*** Opening of Material for the task ***

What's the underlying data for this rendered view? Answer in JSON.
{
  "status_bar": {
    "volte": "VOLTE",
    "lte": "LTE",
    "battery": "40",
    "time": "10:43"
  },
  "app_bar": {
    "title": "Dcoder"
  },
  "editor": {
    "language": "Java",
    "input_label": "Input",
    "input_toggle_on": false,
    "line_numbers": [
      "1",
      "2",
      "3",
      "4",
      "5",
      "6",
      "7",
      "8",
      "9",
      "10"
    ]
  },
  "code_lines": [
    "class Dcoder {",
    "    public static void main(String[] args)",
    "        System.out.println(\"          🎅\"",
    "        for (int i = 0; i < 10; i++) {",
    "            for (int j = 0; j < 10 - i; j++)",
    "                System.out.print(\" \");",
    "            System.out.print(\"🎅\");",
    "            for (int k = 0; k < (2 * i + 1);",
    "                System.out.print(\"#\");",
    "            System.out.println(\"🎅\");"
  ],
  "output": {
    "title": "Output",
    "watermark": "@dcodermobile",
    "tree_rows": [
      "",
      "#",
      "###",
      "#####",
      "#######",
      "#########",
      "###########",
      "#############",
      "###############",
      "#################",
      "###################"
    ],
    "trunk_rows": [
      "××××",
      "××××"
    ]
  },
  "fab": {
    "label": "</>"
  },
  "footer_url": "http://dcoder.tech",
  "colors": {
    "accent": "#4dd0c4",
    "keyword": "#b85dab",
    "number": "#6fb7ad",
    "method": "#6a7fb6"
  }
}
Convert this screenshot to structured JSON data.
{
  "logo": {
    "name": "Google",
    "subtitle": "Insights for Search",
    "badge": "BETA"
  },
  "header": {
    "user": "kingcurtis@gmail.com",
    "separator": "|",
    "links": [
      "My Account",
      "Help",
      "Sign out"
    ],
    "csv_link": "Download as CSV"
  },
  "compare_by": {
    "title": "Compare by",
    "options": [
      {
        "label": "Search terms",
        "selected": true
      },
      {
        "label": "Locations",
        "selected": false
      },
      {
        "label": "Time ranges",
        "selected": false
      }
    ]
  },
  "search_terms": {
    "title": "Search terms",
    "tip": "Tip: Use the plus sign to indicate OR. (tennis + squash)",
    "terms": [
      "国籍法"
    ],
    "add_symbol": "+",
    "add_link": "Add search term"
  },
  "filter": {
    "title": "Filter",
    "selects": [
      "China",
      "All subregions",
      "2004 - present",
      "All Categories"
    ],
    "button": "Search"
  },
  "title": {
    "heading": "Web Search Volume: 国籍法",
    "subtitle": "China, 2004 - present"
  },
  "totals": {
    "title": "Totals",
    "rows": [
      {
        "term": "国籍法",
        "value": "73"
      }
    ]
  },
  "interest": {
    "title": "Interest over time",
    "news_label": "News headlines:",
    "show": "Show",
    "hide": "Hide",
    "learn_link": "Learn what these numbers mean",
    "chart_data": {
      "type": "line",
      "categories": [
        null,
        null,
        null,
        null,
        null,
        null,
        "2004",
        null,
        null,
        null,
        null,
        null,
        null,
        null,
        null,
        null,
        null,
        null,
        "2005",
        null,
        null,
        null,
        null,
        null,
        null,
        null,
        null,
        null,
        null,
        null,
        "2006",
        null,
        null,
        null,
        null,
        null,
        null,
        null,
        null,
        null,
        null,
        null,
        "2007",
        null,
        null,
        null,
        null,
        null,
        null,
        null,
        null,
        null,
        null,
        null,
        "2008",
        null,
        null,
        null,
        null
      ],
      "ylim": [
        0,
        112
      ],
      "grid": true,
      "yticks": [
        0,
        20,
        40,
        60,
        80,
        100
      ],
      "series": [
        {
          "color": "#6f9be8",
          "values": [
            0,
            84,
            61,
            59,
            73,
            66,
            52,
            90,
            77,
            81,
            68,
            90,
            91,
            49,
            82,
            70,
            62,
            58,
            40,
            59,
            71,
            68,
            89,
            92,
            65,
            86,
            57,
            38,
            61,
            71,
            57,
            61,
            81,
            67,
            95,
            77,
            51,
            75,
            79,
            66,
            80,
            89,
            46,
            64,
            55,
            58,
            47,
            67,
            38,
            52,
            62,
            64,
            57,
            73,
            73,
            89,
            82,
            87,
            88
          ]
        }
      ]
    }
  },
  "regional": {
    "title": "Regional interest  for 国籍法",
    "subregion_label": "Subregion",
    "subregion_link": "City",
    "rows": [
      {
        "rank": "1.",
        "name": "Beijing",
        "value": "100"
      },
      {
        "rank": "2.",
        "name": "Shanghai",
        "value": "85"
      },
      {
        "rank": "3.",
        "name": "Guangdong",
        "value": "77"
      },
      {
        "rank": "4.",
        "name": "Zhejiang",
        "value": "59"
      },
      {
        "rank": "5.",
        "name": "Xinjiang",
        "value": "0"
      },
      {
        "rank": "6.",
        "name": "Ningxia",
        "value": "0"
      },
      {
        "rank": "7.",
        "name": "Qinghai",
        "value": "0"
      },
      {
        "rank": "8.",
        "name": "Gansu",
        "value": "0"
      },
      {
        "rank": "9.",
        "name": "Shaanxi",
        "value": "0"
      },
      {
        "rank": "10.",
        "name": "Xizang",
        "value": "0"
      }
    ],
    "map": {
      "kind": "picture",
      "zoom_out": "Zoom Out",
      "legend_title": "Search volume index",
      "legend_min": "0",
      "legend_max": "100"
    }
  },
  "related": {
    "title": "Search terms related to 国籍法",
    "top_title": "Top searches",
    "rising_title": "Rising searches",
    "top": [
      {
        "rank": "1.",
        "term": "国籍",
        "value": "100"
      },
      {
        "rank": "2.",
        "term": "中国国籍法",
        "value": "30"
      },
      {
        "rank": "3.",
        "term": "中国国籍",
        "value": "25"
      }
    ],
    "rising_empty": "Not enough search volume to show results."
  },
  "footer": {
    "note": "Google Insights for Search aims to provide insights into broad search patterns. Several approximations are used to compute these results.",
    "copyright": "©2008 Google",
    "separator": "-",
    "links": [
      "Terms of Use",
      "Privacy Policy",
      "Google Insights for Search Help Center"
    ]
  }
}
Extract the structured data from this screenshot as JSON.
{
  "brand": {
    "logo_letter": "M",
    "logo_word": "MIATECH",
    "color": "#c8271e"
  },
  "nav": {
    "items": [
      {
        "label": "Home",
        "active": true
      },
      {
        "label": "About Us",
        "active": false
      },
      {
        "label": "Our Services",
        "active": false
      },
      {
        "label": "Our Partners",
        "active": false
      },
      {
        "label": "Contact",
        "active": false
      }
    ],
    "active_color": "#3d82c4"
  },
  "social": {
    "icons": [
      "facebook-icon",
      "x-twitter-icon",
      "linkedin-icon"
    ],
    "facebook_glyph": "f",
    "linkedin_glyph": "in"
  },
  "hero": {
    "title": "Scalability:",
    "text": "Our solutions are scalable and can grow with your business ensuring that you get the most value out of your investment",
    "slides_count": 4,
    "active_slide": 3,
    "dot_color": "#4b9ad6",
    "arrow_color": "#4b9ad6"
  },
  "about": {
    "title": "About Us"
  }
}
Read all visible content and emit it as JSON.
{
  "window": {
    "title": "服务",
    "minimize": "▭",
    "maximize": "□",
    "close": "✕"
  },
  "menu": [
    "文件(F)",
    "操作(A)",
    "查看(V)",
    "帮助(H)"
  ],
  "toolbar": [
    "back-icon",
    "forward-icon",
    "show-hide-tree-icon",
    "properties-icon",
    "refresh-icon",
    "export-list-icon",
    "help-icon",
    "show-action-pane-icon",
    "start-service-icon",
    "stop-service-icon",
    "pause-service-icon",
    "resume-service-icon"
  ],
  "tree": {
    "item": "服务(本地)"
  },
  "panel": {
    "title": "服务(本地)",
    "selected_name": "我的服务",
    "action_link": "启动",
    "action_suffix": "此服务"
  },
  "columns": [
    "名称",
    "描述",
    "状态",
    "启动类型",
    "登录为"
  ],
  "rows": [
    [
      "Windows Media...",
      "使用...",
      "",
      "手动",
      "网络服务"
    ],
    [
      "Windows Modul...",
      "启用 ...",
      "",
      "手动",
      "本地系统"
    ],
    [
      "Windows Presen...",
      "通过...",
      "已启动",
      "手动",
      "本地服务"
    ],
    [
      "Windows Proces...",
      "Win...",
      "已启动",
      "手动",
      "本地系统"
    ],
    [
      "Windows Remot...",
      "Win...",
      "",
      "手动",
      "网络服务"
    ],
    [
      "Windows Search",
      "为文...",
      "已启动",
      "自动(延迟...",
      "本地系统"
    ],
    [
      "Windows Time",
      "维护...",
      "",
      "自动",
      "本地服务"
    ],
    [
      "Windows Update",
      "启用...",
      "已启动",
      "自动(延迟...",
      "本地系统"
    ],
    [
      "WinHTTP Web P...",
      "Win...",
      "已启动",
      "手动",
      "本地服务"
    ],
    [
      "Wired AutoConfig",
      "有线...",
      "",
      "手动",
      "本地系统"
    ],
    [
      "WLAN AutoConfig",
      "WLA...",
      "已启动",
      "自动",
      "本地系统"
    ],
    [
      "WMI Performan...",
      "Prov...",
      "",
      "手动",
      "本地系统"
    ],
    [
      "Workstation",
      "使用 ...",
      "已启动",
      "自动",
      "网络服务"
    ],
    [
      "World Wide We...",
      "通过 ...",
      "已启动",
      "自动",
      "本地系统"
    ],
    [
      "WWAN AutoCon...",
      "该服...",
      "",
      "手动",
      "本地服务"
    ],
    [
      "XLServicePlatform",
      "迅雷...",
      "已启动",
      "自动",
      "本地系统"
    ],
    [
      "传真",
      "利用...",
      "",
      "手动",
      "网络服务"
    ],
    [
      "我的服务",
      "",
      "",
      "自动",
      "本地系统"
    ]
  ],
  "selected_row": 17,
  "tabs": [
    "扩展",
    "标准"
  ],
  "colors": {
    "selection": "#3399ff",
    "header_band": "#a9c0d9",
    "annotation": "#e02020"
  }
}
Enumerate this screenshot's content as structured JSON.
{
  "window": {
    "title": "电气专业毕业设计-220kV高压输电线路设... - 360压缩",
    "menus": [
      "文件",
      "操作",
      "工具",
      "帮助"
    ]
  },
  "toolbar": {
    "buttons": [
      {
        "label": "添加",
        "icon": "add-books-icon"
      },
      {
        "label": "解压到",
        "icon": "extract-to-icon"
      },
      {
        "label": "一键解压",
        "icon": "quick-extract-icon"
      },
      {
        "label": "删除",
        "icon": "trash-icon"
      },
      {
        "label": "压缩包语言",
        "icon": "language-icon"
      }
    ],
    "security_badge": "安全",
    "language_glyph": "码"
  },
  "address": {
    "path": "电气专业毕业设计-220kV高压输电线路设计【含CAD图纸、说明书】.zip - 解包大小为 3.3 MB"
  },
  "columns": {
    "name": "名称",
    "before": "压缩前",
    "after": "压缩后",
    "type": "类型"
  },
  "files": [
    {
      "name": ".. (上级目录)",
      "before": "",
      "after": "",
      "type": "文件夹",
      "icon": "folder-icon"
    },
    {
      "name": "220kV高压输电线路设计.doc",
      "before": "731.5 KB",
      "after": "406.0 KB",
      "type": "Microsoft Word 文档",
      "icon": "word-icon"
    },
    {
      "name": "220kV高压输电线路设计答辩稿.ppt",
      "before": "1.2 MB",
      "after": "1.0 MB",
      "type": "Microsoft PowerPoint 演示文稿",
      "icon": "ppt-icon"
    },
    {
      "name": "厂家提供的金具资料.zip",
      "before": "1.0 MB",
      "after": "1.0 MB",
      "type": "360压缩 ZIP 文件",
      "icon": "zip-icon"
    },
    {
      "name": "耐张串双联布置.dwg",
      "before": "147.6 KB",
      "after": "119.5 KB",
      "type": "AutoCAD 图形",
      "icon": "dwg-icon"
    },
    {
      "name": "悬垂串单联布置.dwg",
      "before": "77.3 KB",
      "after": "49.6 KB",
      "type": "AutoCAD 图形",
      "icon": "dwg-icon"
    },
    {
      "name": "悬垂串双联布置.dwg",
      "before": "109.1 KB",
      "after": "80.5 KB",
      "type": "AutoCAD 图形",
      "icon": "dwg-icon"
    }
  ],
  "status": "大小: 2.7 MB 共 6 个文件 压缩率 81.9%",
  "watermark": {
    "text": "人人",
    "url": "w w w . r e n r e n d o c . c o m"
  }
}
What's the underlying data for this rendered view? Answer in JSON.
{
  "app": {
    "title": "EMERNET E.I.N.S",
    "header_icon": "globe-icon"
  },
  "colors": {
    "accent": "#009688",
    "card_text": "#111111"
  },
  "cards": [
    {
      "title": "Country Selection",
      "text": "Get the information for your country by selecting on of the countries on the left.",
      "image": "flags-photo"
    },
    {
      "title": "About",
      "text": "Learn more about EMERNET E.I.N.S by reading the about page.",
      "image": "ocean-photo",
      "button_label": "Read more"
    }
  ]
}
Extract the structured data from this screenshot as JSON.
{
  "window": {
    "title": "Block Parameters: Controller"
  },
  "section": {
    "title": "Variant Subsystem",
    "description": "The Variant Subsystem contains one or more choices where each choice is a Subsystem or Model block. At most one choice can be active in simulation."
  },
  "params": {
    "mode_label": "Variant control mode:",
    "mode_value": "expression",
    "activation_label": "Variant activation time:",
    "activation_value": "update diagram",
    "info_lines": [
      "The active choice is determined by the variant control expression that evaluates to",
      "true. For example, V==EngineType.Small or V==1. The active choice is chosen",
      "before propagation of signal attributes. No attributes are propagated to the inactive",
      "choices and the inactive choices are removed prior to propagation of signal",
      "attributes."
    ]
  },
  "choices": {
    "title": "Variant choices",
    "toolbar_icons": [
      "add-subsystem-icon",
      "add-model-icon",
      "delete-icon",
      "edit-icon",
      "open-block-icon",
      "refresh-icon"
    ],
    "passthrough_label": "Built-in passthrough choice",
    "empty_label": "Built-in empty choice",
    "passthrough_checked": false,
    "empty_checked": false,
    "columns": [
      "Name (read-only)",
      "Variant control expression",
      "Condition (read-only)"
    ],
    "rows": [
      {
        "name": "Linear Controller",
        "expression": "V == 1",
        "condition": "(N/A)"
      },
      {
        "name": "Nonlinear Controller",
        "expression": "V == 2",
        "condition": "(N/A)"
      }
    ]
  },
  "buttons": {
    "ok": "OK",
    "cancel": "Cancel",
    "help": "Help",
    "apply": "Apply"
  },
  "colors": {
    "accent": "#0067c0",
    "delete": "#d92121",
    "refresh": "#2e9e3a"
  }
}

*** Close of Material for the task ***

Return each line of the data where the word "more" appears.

      "text": "Learn more about EMERNET E.I.N.S by reading the about page.",
      "button_label": "Read more"
    "description": "The Variant Subsystem contains one or more choices where each choice is a Subsystem or Model block. At most one choice can be active in simulation."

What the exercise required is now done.